Click on a record’s ID number (or primary key) to see more information about a given user, order, venue, etc. You can see all fields related to that one record and all connected tables that are hidden in the table view for the sake of readability. Press the right or left arrow keys, or click on the arrows to the right or left of the screen to page through the other records in the current list.
If you ever need to ask questions that can’t be expressed using the question builder, you can use SQL instead.
SQL (pronounced “sequel”) stands for Structured Query Language, and is a widely used standard for getting data from databases. To learn more about it, check out this SQL Tutorial.
Even if you don’t understand SQL or how to use it, it’s worthwhile to understand how to use it inside Metabase because sometimes other people will share SQL-based questions that might be useful to you.
You can switch a card from question builder mode to SQL mode by clicking on the “>_” button in the upper right hand corner.
You can write SQL (or your database’s native querying language) directly into the text box that appears.
To try it out, type the command
select sum(subtotal), created_at from orders group by created_at. Don’t worry if you don’t understand this just yet.
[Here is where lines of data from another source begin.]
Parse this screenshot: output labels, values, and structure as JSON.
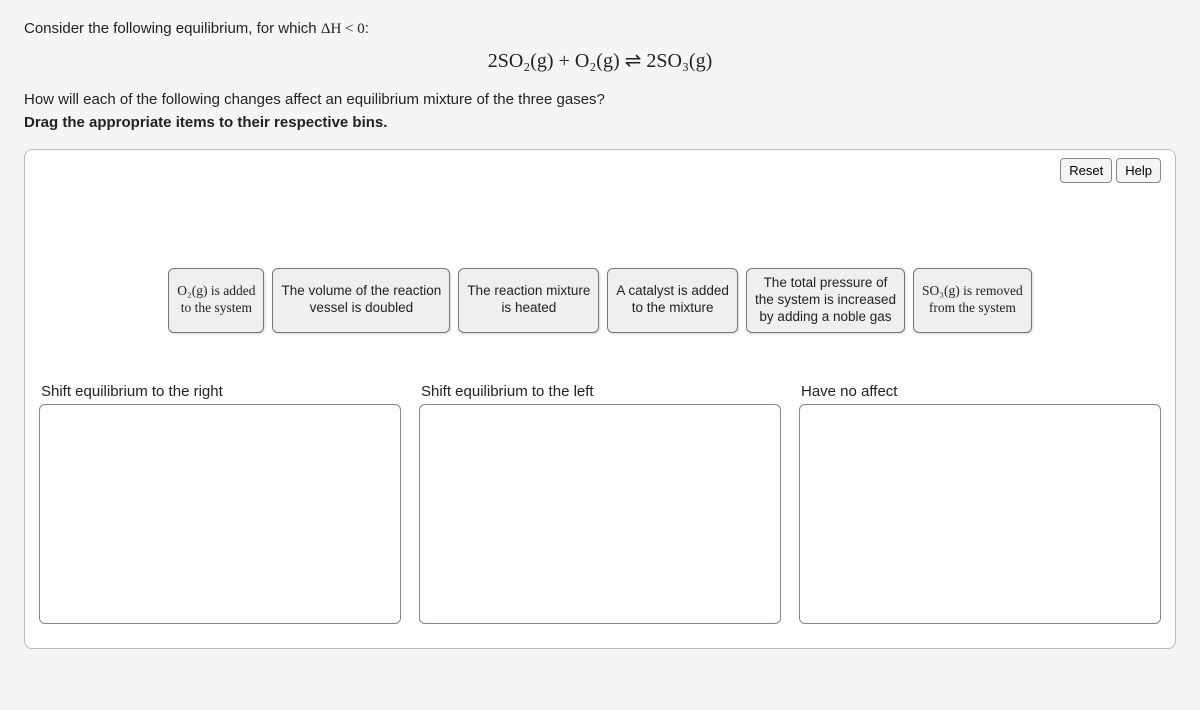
{
  "intro": {
    "text_before": "Consider the following equilibrium, for which ",
    "delta_html": "ΔH < 0",
    "text_after": ":"
  },
  "equation": {
    "lhs_a": "2SO₂(g)",
    "plus": " + ",
    "lhs_b": "O₂(g)",
    "arrow": " ⇌ ",
    "rhs": "2SO₃(g)"
  },
  "question2": "How will each of the following changes affect an equilibrium mixture of the three gases?",
  "instruction": "Drag the appropriate items to their respective bins.",
  "buttons": {
    "reset": "Reset",
    "help": "Help"
  },
  "items": [
    {
      "html": "O₂(g) is added<br>to the system",
      "name": "item-o2-added"
    },
    {
      "html": "The volume of the reaction<br>vessel is doubled",
      "name": "item-volume-doubled"
    },
    {
      "html": "The reaction mixture<br>is heated",
      "name": "item-heated"
    },
    {
      "html": "A catalyst is added<br>to the mixture",
      "name": "item-catalyst"
    },
    {
      "html": "The total pressure of<br>the system is increased<br>by adding a noble gas",
      "name": "item-noble-gas"
    },
    {
      "html": "SO₃(g) is removed<br>from the system",
      "name": "item-so3-removed"
    }
  ],
  "bins": [
    {
      "label": "Shift equilibrium to the right",
      "name": "bin-shift-right"
    },
    {
      "label": "Shift equilibrium to the left",
      "name": "bin-shift-left"
    },
    {
      "label": "Have no affect",
      "name": "bin-no-affect"
    }
  ]
}
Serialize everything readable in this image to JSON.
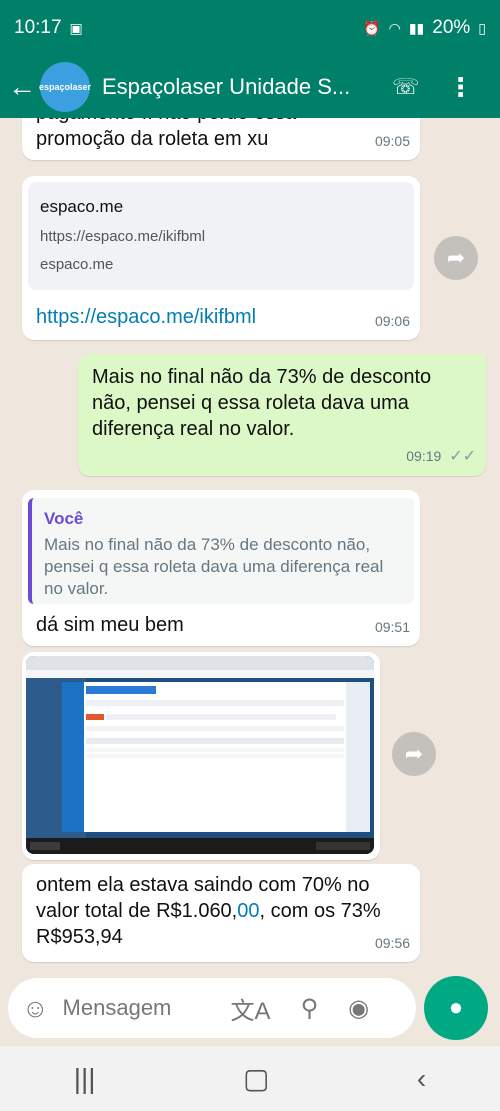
{
  "status_bar": {
    "time": "10:17",
    "battery": "20%"
  },
  "header": {
    "back_icon": "back-arrow-icon",
    "avatar_text": "espaçolaser",
    "title": "Espaçolaser Unidade S...",
    "call_icon": "add-call-icon",
    "menu_icon": "more-vert-icon"
  },
  "messages": {
    "m1": {
      "text": "pagamento .. não perde essa promoção da roleta em xu",
      "time": "09:05"
    },
    "m2": {
      "preview_title": "espaco.me",
      "preview_url": "https://espaco.me/ikifbml",
      "preview_domain": "espaco.me",
      "link": "https://espaco.me/ikifbml",
      "time": "09:06"
    },
    "m3": {
      "text": "Mais no final não da 73% de desconto não, pensei q essa roleta dava uma diferença real no valor.",
      "time": "09:19"
    },
    "m4": {
      "quote_author": "Você",
      "quote_text": "Mais no final não da 73% de desconto não, pensei q essa roleta dava uma diferença real no valor.",
      "text": "dá sim meu bem",
      "time": "09:51"
    },
    "m5": {
      "image_alt": "Screenshot of a desktop application"
    },
    "m6": {
      "text_a": "ontem ela estava saindo com 70% no valor total de R$1.060,",
      "text_link": "00",
      "text_b": ", com os 73% R$953,94",
      "time": "09:56"
    }
  },
  "input": {
    "placeholder": "Mensagem"
  }
}
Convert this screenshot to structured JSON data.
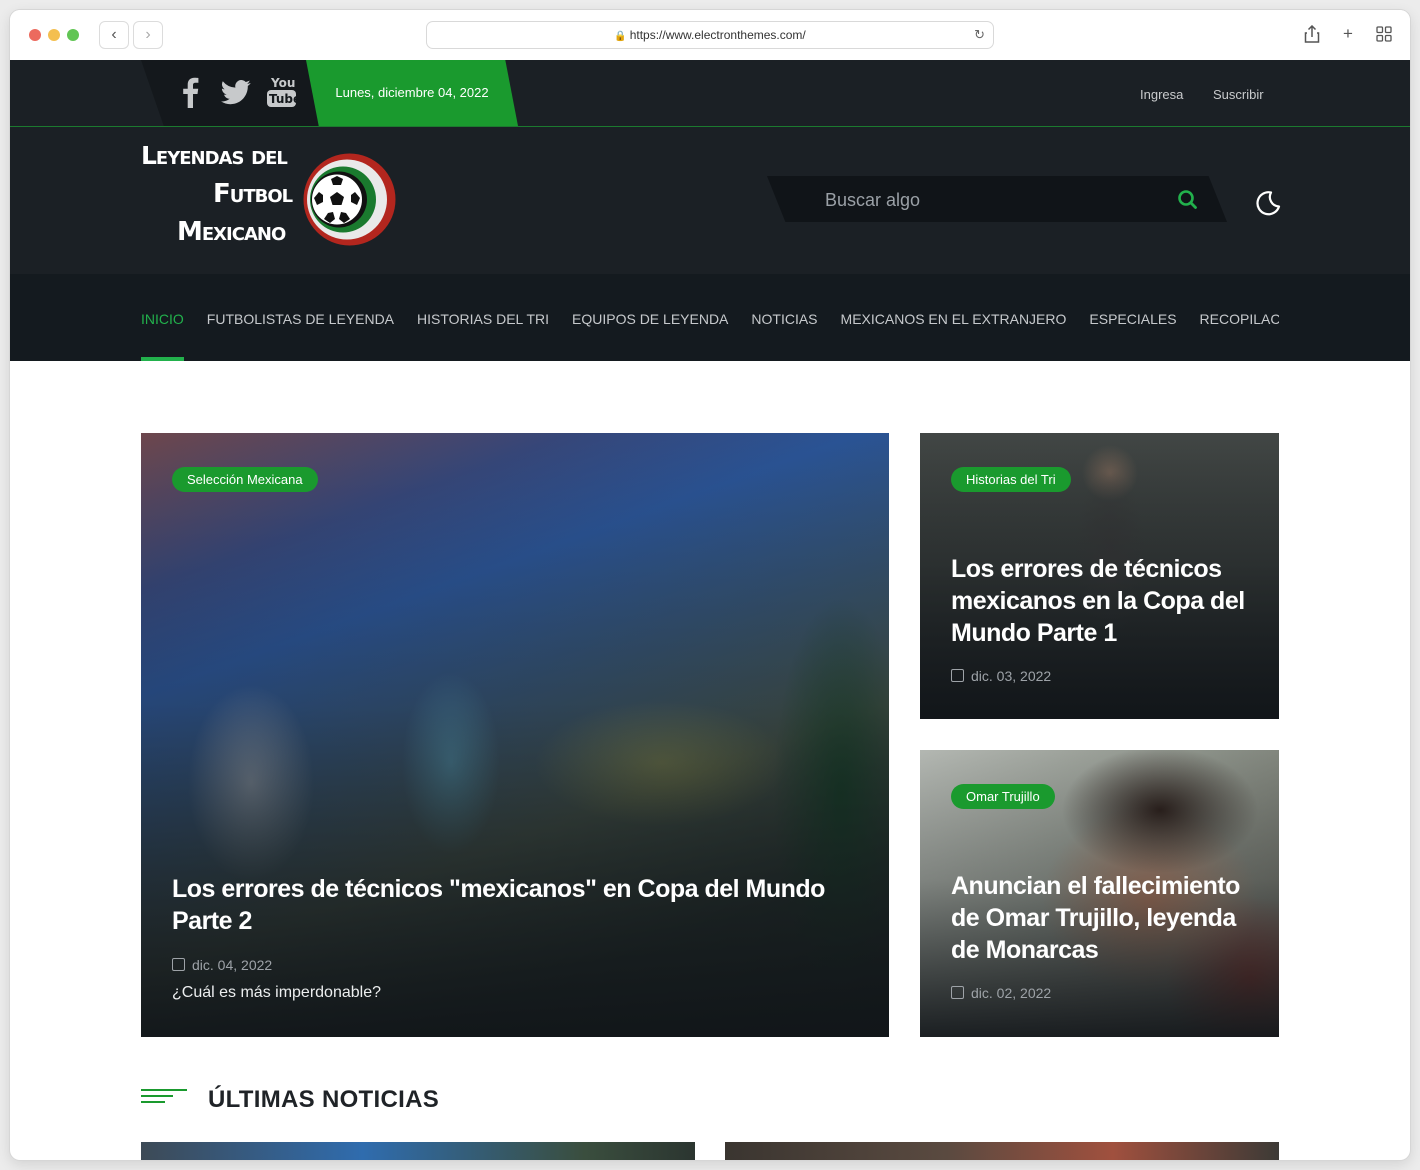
{
  "browser": {
    "url": "https://www.electronthemes.com/",
    "back_icon": "‹",
    "forward_icon": "›"
  },
  "topbar": {
    "date": "Lunes, diciembre 04, 2022",
    "links": [
      "Ingresa",
      "Suscribir"
    ],
    "social_icons": [
      "facebook-icon",
      "twitter-icon",
      "youtube-icon"
    ]
  },
  "header": {
    "logo_lines": [
      "Leyendas del",
      "Futbol",
      "Mexicano"
    ],
    "search_placeholder": "Buscar algo"
  },
  "nav": {
    "items": [
      "INICIO",
      "FUTBOLISTAS DE LEYENDA",
      "HISTORIAS DEL TRI",
      "EQUIPOS DE LEYENDA",
      "NOTICIAS",
      "MEXICANOS EN EL EXTRANJERO",
      "ESPECIALES",
      "RECOPILACIONES"
    ],
    "active": "INICIO"
  },
  "featured": {
    "main": {
      "tag": "Selección Mexicana",
      "title": "Los errores de técnicos \"mexicanos\" en Copa del Mundo Parte 2",
      "date": "dic. 04, 2022",
      "excerpt": "¿Cuál es más imperdonable?"
    },
    "side": [
      {
        "tag": "Historias del Tri",
        "title": "Los errores de técnicos mexicanos en la Copa del Mundo Parte 1",
        "date": "dic. 03, 2022"
      },
      {
        "tag": "Omar Trujillo",
        "title": "Anuncian el fallecimiento de Omar Trujillo, leyenda de Monarcas",
        "date": "dic. 02, 2022"
      }
    ]
  },
  "latest": {
    "title": "ÚLTIMAS NOTICIAS"
  },
  "colors": {
    "accent": "#1a9a2e",
    "dark": "#1b2025",
    "nav_bg": "#141a1f"
  }
}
Click Run query and note the table that comes back is the same as if you had asked for the sum of Subtotal in the Orders table, grouped by Created At.
Questions asked using SQL can be saved, downloaded, or added to a dashboard just like questions asked using the question builder.
Once you have an answer to your question, you can now learn more about visualizing answers.